◆ ASSIGNED TASK ◆
Lines with "Loyalty" in them are to be located in the listing below and copied.

--------------------------------------------------

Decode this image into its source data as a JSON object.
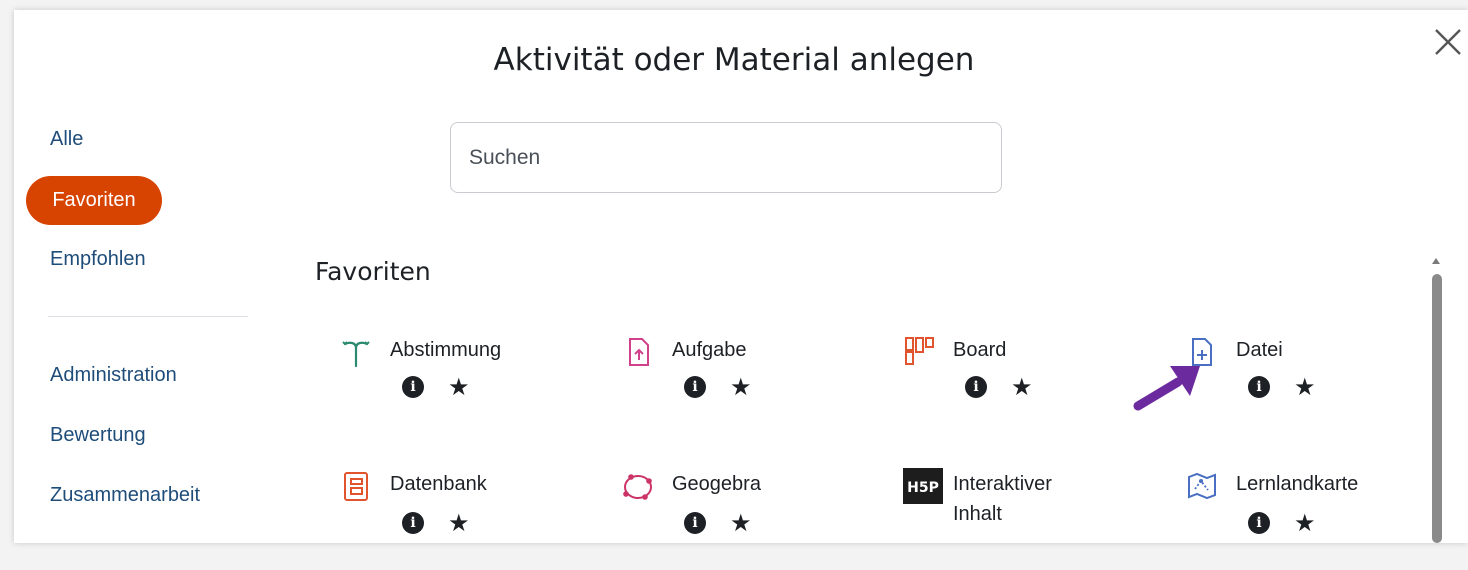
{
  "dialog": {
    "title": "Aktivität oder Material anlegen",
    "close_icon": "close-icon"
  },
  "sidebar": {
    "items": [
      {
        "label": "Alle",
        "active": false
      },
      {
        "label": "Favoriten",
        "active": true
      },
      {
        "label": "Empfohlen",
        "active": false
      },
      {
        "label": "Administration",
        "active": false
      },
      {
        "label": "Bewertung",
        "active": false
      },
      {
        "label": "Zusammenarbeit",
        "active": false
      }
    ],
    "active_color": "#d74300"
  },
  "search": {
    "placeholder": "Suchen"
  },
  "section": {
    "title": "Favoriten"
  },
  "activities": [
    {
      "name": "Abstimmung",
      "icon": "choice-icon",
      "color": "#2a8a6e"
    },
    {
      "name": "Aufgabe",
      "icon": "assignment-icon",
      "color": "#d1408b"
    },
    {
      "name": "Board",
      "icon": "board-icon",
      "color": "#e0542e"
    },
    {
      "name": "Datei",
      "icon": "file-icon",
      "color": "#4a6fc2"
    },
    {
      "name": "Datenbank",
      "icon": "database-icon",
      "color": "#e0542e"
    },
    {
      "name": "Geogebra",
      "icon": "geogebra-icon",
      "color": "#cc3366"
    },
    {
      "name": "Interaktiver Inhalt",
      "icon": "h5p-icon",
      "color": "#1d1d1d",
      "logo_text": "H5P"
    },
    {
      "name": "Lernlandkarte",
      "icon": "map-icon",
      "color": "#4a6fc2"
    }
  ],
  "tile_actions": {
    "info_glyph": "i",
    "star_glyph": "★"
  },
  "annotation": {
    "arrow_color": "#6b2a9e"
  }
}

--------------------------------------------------

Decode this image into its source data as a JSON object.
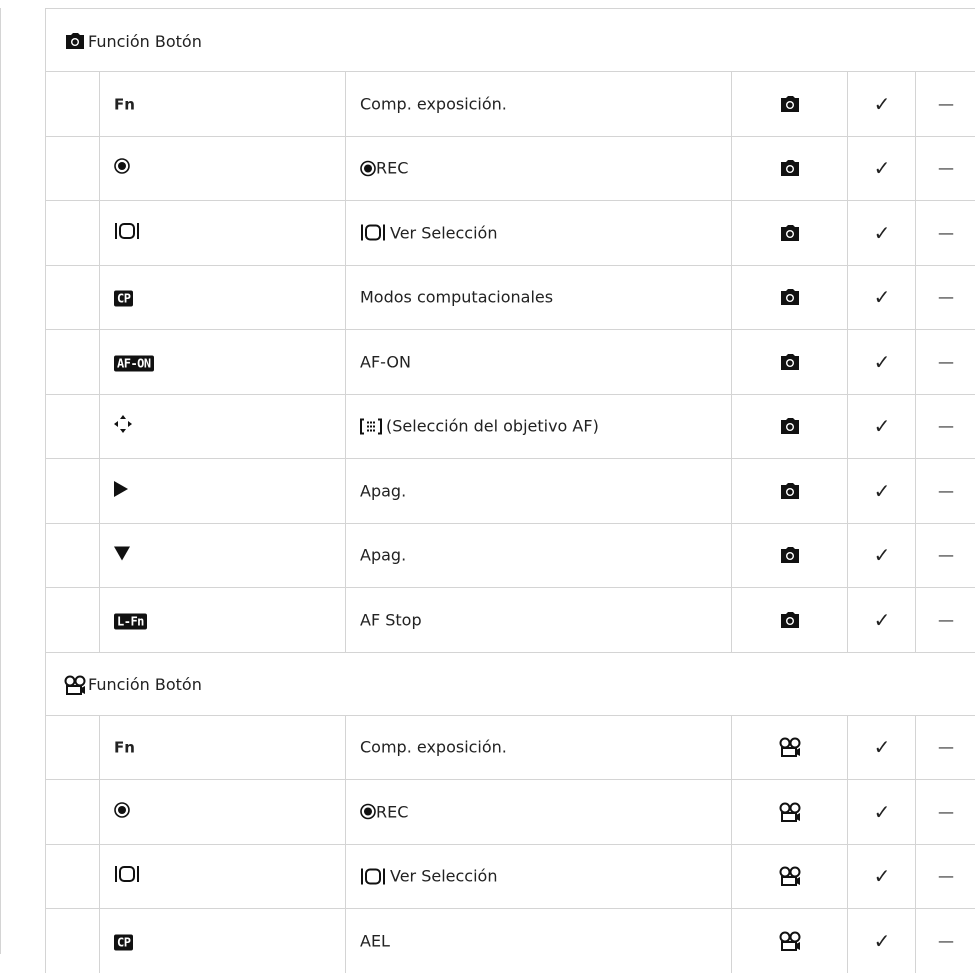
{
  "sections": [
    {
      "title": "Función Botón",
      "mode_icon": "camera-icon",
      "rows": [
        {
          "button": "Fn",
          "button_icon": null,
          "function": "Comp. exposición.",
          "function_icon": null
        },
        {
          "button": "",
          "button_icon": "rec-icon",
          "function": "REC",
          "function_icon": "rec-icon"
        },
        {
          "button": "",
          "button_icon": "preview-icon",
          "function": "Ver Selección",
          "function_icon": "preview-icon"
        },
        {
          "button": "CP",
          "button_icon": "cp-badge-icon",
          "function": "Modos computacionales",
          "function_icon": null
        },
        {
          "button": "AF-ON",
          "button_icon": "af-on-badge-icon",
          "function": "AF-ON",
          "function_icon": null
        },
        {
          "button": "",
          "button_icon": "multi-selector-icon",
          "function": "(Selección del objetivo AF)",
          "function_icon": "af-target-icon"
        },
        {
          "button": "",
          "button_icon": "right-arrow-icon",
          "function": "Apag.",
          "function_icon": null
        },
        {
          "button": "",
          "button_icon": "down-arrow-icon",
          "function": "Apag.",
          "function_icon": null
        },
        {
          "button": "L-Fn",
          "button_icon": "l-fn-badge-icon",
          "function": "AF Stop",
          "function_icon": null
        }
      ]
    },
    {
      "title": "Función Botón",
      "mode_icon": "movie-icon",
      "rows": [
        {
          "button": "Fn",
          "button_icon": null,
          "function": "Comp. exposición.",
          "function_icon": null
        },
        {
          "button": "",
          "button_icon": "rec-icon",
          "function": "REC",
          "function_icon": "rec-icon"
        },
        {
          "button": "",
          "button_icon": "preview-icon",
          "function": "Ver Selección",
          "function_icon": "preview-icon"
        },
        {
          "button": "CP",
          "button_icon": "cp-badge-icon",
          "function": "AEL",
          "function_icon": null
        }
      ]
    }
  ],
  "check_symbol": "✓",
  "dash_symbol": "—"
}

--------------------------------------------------

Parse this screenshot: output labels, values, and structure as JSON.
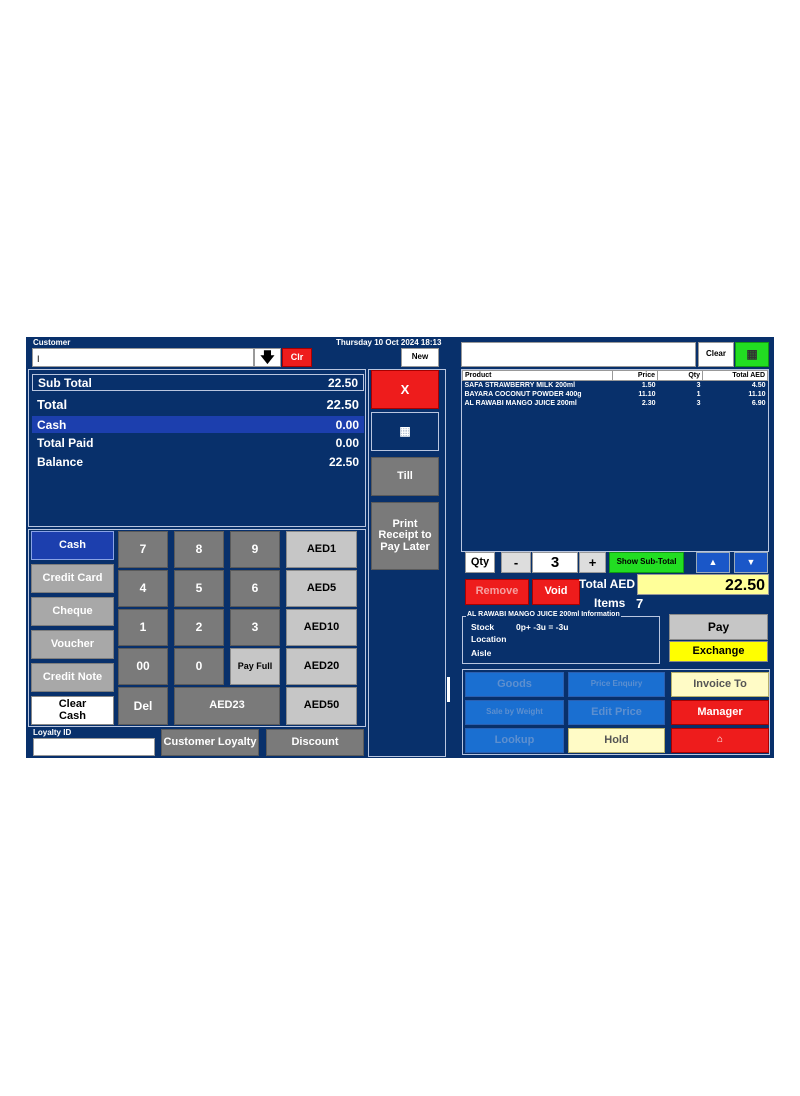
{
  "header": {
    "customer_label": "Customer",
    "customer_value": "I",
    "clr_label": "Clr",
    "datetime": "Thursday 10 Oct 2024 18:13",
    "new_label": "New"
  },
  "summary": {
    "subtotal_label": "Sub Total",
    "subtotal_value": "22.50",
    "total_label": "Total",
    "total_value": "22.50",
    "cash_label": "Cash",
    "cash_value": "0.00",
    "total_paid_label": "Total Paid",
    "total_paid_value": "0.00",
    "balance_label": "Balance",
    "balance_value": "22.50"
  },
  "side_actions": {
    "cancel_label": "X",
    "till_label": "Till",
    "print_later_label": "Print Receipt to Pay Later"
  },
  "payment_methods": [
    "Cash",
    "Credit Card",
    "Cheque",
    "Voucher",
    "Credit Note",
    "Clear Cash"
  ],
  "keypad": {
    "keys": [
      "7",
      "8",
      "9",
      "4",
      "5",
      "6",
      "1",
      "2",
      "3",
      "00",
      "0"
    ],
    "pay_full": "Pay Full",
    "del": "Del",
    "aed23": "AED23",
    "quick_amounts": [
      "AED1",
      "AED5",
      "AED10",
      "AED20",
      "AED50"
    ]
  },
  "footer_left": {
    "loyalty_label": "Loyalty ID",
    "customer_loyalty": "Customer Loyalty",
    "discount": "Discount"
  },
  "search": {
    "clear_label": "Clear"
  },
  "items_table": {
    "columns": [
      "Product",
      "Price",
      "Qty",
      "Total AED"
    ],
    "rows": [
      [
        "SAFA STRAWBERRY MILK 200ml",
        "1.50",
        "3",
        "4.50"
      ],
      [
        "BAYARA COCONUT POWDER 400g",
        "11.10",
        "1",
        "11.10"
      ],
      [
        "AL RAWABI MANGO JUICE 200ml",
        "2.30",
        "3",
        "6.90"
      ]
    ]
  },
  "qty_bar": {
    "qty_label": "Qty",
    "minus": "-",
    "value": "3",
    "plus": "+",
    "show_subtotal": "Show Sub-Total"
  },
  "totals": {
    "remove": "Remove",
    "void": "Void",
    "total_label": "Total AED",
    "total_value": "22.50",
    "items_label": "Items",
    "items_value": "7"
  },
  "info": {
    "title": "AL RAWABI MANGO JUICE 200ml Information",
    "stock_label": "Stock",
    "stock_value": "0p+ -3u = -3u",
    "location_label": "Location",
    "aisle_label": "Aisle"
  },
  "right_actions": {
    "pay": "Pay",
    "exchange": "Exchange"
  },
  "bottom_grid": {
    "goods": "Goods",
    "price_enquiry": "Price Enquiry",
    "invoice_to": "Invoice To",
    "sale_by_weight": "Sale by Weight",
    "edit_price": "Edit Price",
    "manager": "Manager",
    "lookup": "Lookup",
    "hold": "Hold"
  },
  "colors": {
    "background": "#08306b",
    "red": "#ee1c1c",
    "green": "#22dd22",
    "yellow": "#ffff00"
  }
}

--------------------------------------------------

◆ ANSWER SPACE ◆
    "loyalty_label": "Loyalty ID",
    "customer_loyalty": "Customer Loyalty",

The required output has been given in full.